── EXERCISE MATERIALS

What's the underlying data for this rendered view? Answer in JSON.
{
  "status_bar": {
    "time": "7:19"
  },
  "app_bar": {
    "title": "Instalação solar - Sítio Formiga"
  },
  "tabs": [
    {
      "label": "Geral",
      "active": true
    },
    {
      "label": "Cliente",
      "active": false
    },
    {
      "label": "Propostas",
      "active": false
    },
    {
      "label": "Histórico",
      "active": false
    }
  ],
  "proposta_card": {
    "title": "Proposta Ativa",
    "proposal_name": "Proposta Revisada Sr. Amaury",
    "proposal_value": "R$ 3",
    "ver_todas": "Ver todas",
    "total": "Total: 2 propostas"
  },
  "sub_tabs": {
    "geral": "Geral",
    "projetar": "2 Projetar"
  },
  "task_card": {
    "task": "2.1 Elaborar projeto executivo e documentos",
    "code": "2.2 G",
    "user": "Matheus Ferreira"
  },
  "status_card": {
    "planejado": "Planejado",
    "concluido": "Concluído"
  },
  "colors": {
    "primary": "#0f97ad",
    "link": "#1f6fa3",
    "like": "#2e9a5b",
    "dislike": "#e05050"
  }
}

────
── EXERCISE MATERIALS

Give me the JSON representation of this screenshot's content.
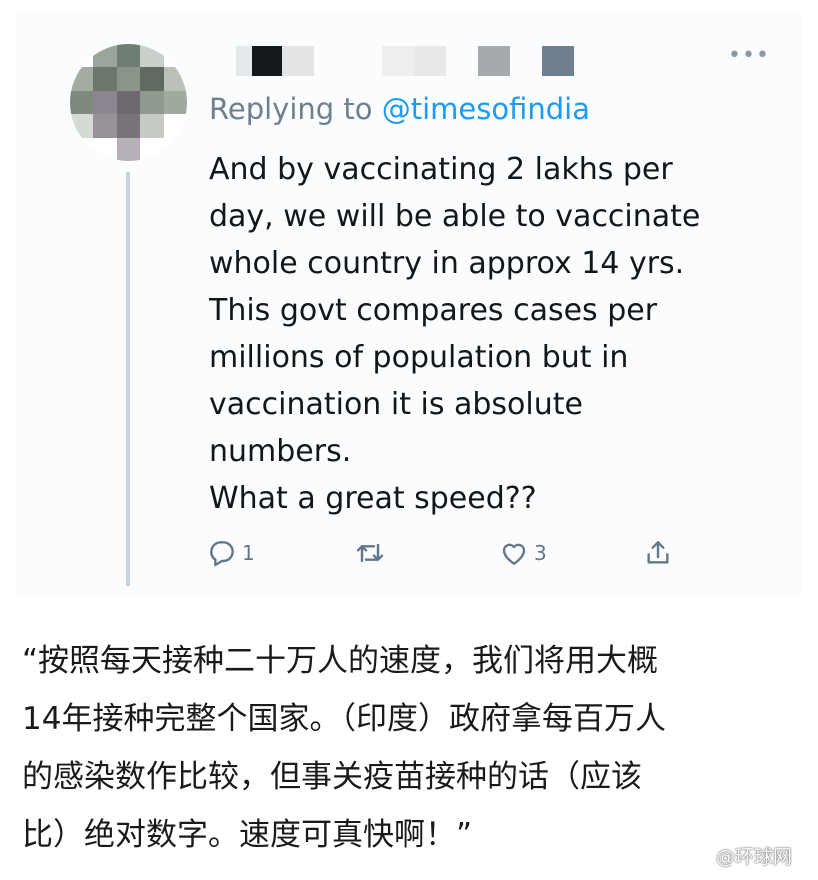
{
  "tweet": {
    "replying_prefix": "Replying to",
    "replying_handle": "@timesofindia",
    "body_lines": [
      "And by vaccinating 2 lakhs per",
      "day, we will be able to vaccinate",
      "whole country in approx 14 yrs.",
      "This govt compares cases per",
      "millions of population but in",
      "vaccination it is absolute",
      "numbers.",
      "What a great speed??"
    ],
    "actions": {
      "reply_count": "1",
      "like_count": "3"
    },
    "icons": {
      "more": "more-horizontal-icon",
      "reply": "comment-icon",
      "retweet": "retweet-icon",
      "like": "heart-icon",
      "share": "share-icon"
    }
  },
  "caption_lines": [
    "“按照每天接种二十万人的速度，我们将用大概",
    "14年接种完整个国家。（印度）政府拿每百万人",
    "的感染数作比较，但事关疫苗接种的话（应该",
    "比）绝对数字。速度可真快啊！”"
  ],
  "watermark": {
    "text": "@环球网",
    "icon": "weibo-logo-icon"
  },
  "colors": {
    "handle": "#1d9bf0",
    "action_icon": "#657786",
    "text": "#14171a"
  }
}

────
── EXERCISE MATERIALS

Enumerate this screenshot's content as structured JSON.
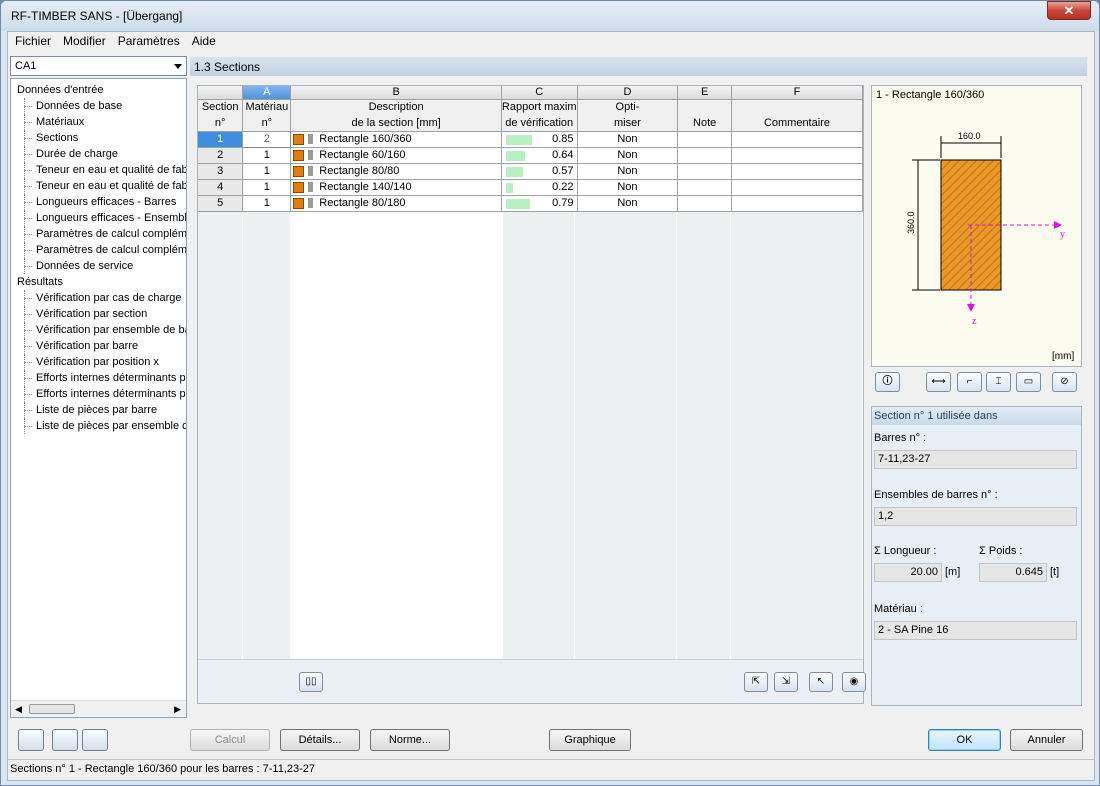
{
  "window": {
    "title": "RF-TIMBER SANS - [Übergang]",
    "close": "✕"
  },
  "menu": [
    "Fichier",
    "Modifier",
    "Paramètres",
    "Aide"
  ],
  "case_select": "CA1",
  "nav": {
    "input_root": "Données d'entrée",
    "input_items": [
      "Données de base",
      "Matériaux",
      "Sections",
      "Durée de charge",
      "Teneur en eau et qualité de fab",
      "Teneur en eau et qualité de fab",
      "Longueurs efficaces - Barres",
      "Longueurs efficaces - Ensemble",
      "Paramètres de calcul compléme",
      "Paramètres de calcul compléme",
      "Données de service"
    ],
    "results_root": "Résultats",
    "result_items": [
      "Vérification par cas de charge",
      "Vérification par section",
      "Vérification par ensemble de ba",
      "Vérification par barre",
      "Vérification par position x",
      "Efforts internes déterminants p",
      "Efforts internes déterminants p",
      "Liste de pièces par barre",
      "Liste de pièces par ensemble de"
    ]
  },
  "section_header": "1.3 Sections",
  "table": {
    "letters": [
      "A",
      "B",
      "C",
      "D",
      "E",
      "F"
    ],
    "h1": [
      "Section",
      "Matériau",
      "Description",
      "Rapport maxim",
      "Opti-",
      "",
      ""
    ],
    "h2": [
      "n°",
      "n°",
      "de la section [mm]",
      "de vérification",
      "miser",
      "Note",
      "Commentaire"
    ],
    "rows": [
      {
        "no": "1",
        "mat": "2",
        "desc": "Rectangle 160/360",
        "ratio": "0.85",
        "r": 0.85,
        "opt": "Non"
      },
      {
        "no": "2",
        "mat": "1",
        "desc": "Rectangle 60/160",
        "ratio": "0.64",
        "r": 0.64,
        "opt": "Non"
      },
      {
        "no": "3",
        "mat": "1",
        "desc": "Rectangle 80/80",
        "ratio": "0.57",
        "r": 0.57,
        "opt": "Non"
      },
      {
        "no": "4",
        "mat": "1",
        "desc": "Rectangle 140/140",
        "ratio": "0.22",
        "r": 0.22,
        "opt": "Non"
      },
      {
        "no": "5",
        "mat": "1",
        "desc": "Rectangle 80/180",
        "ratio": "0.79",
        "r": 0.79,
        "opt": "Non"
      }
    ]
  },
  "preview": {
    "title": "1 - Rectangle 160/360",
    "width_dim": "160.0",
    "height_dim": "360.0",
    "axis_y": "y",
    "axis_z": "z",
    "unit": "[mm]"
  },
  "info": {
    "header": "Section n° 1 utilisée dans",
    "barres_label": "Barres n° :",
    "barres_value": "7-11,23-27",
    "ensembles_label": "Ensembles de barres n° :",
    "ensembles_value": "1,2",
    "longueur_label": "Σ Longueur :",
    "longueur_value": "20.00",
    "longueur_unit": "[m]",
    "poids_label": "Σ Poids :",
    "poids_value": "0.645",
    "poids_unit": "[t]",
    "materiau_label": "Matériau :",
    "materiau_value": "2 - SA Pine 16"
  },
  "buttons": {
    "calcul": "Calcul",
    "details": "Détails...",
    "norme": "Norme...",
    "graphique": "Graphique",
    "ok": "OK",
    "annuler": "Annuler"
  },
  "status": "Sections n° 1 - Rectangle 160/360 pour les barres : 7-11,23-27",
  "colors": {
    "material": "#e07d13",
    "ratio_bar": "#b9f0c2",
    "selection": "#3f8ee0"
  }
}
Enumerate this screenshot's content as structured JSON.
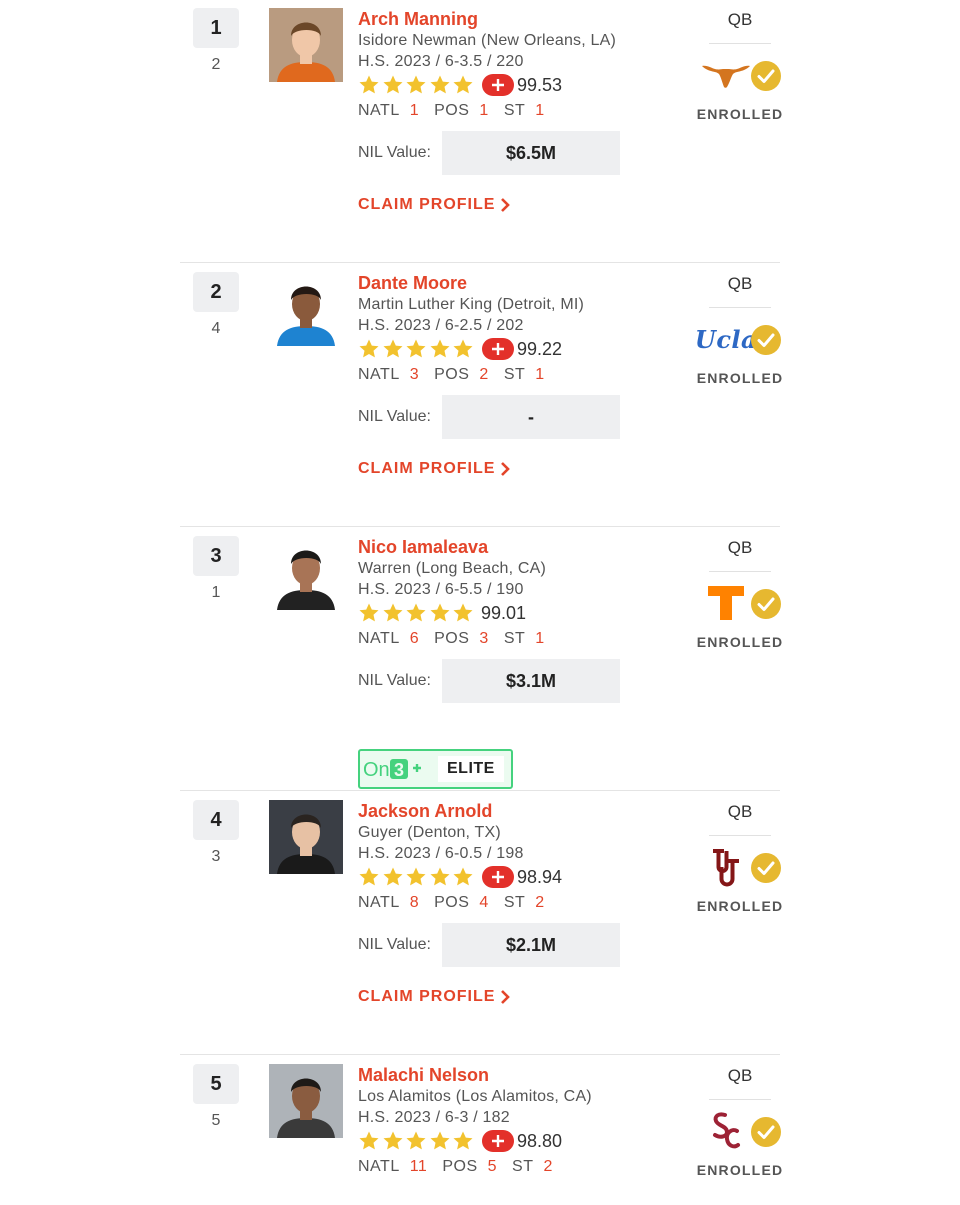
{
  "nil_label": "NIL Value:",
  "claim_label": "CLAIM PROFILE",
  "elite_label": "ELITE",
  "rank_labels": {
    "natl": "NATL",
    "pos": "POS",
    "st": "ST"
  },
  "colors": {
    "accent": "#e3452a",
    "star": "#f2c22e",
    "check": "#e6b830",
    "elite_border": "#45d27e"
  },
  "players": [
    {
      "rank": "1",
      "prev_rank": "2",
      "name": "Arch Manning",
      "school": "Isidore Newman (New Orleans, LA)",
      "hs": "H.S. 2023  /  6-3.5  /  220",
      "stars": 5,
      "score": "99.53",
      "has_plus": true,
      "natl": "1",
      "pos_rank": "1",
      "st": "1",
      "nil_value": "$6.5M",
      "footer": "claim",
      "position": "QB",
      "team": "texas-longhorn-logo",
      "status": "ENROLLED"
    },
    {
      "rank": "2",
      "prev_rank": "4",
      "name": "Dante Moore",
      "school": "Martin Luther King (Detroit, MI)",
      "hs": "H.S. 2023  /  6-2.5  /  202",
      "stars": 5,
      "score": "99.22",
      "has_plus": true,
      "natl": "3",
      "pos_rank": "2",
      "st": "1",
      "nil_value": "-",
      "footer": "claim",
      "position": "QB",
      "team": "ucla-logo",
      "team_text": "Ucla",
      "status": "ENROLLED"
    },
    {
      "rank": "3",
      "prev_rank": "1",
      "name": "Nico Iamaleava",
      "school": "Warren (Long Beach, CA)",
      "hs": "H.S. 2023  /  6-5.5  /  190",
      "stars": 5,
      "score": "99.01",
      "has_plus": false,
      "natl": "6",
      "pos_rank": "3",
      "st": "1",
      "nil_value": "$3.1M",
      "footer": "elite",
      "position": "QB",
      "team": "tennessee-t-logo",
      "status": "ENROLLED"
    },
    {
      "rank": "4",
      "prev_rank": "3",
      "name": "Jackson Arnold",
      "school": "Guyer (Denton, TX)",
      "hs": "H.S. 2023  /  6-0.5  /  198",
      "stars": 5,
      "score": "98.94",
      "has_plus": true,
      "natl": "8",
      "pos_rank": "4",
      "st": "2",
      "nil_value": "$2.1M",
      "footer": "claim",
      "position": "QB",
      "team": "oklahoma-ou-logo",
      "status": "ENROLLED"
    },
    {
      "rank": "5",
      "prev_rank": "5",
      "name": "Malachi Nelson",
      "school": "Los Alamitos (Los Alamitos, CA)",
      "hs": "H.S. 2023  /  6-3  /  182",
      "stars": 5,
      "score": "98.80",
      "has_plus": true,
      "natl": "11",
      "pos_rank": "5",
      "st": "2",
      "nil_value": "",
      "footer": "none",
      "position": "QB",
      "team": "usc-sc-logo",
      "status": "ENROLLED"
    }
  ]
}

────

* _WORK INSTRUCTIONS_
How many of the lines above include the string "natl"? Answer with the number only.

* _RESULT OF THIS TASK_
6